From a young age Louis took comfort in menial labor. He enjoyed performing tasks with his hands. He was a skilled hunter, draftsman, locksmith, and carpenter. He once admitted he took great pleasure in mixing mortar and chopping wood. These were hardly suitable or admirable interests for the future king of France. Indeed, he suffered much ridicule because of his "less than noble pursuits."
And so, Louis grew from a lonely, shy, insecure boy into a lonely, shy, insecure man.
Marie Antoinette, a lively young woman, seemed an odd match for the bumbling dauphin.
Initially, the two young royals found they shared little in common. While Louis paid little attention to his appearance, often dressing in coarse, peasant-like clothes, Marie Antoinette loved fashionable gowns and expensive jewels. Though the young Marie Antoinette was the original party-girl and spent much of her time engaged in frivolous activities like attending masquerade balls, horse races, and grand fetes, Louis was a homebody. He preferred to stay in his room, tinkering with his locks, building furniture, reading books, or practicing cartography. They spent a lot of time apart in the early years of their marriage. She would ride in a sleigh over the frozen countryside surrounding Versailles, he would ride off alone to hunt for wild boar or stag.

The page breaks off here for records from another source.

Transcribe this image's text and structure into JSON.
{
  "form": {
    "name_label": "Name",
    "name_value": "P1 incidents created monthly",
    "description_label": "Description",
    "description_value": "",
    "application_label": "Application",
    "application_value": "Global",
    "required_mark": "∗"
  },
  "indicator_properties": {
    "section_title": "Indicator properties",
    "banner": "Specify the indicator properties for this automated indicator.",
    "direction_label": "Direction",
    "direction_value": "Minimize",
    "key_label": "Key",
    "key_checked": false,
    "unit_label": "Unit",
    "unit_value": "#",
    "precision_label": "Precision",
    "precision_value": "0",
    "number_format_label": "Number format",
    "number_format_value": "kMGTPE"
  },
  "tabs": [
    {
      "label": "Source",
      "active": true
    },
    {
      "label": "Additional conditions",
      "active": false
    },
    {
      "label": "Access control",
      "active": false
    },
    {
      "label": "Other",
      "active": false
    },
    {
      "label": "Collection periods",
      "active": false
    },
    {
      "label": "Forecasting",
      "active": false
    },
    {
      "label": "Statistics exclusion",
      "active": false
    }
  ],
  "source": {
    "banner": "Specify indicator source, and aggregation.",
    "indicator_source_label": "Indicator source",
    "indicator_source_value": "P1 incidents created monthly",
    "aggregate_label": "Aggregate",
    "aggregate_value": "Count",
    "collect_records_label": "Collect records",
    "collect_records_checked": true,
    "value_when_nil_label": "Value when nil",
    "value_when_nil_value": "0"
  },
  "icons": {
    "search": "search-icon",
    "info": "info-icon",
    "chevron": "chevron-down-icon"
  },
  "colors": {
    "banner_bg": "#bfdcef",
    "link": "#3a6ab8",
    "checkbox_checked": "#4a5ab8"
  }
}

Eventually, their desire for an heir would bind them together.
Very few people know of Louis XVI's positive attributes. He is not remembered for his intelligence of for being well-read, nor is he remembered for being kind, compassionate, or generous. Yet, he was all of these things and more.
Here are a few little known facts about Louis XVI:
- Louis had the largest personal collection of books during his lifetime. His library, decorated in shades of blue and gold, contained over eight thousand leather-bound books.
- Louis subscribed to various European newspapers.
- Louis had a head for numbers. He was particularly fond of statistics.
- Louis was an accomplished locksmith. Locksmithing is an art that demands neatness and strengths, two attributes Louis possessed. Louis designed and installed a lock in his desk to secure state papers.
- He was also a gifted craftsman, designing and constructing furniture. Some of his pieces can be viewed today.
- Louis was not born to be king. He was the second son, the spare heir. He did not receive the rigorous training or attention usually afforded the dauphin of France.
- Louis was a faithful journal keeper.
- Louis was a tireless horseman and hunter. He even rode to hunt on his wedding day.
- Physically, Louis was a bit challenged. He had beefy lips, large hands, and a pock marked face. He spoke slowly and deliberately, and had a lumbering gait.
- Louis XVI hated cats!